Excerpts from a dataset:
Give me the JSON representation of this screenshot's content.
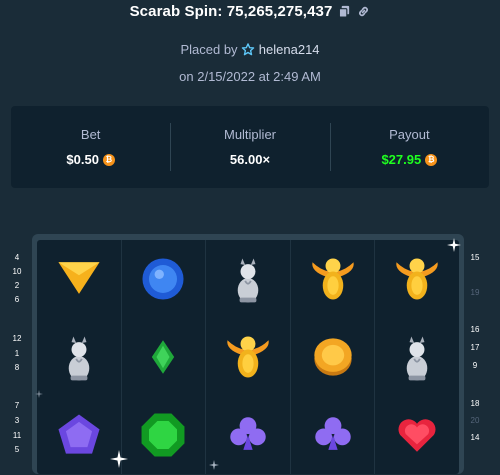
{
  "header": {
    "title": "Scarab Spin: 75,265,275,437",
    "copy_icon": "copy-icon",
    "link_icon": "link-icon"
  },
  "placed": {
    "prefix": "Placed by",
    "user": "helena214",
    "date": "on 2/15/2022 at 2:49 AM"
  },
  "stats": {
    "bet_label": "Bet",
    "bet_value": "$0.50",
    "multiplier_label": "Multiplier",
    "multiplier_value": "56.00×",
    "payout_label": "Payout",
    "payout_value": "$27.95",
    "currency_icon": "bitcoin-icon",
    "payout_color": "#1fff20"
  },
  "paylines": {
    "left": [
      "4",
      "10",
      "2",
      "6",
      "12",
      "1",
      "8",
      "7",
      "3",
      "11",
      "5"
    ],
    "right": [
      "15",
      "19",
      "16",
      "17",
      "9",
      "18",
      "20",
      "14"
    ],
    "right_dim": [
      "19",
      "20"
    ]
  },
  "reels": [
    [
      "yellow-triangle",
      "blue-circle-gem",
      "cat-statue",
      "golden-scarab",
      "golden-scarab"
    ],
    [
      "cat-statue",
      "green-diamond",
      "golden-scarab",
      "gold-coin",
      "cat-statue"
    ],
    [
      "purple-pentagon",
      "green-octagon",
      "purple-club",
      "purple-club",
      "red-heart"
    ]
  ]
}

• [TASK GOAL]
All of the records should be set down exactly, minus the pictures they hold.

• [WRITTEN ANSWER]
Give me the JSON representation of this screenshot's content.
{
  "header": {
    "title": "Scarab Spin: 75,265,275,437",
    "copy_icon": "copy-icon",
    "link_icon": "link-icon"
  },
  "placed": {
    "prefix": "Placed by",
    "user": "helena214",
    "date": "on 2/15/2022 at 2:49 AM"
  },
  "stats": {
    "bet_label": "Bet",
    "bet_value": "$0.50",
    "multiplier_label": "Multiplier",
    "multiplier_value": "56.00×",
    "payout_label": "Payout",
    "payout_value": "$27.95",
    "currency_icon": "bitcoin-icon",
    "payout_color": "#1fff20"
  },
  "paylines": {
    "left": [
      "4",
      "10",
      "2",
      "6",
      "12",
      "1",
      "8",
      "7",
      "3",
      "11",
      "5"
    ],
    "right": [
      "15",
      "19",
      "16",
      "17",
      "9",
      "18",
      "20",
      "14"
    ],
    "right_dim": [
      "19",
      "20"
    ]
  },
  "reels": [
    [
      "yellow-triangle",
      "blue-circle-gem",
      "cat-statue",
      "golden-scarab",
      "golden-scarab"
    ],
    [
      "cat-statue",
      "green-diamond",
      "golden-scarab",
      "gold-coin",
      "cat-statue"
    ],
    [
      "purple-pentagon",
      "green-octagon",
      "purple-club",
      "purple-club",
      "red-heart"
    ]
  ]
}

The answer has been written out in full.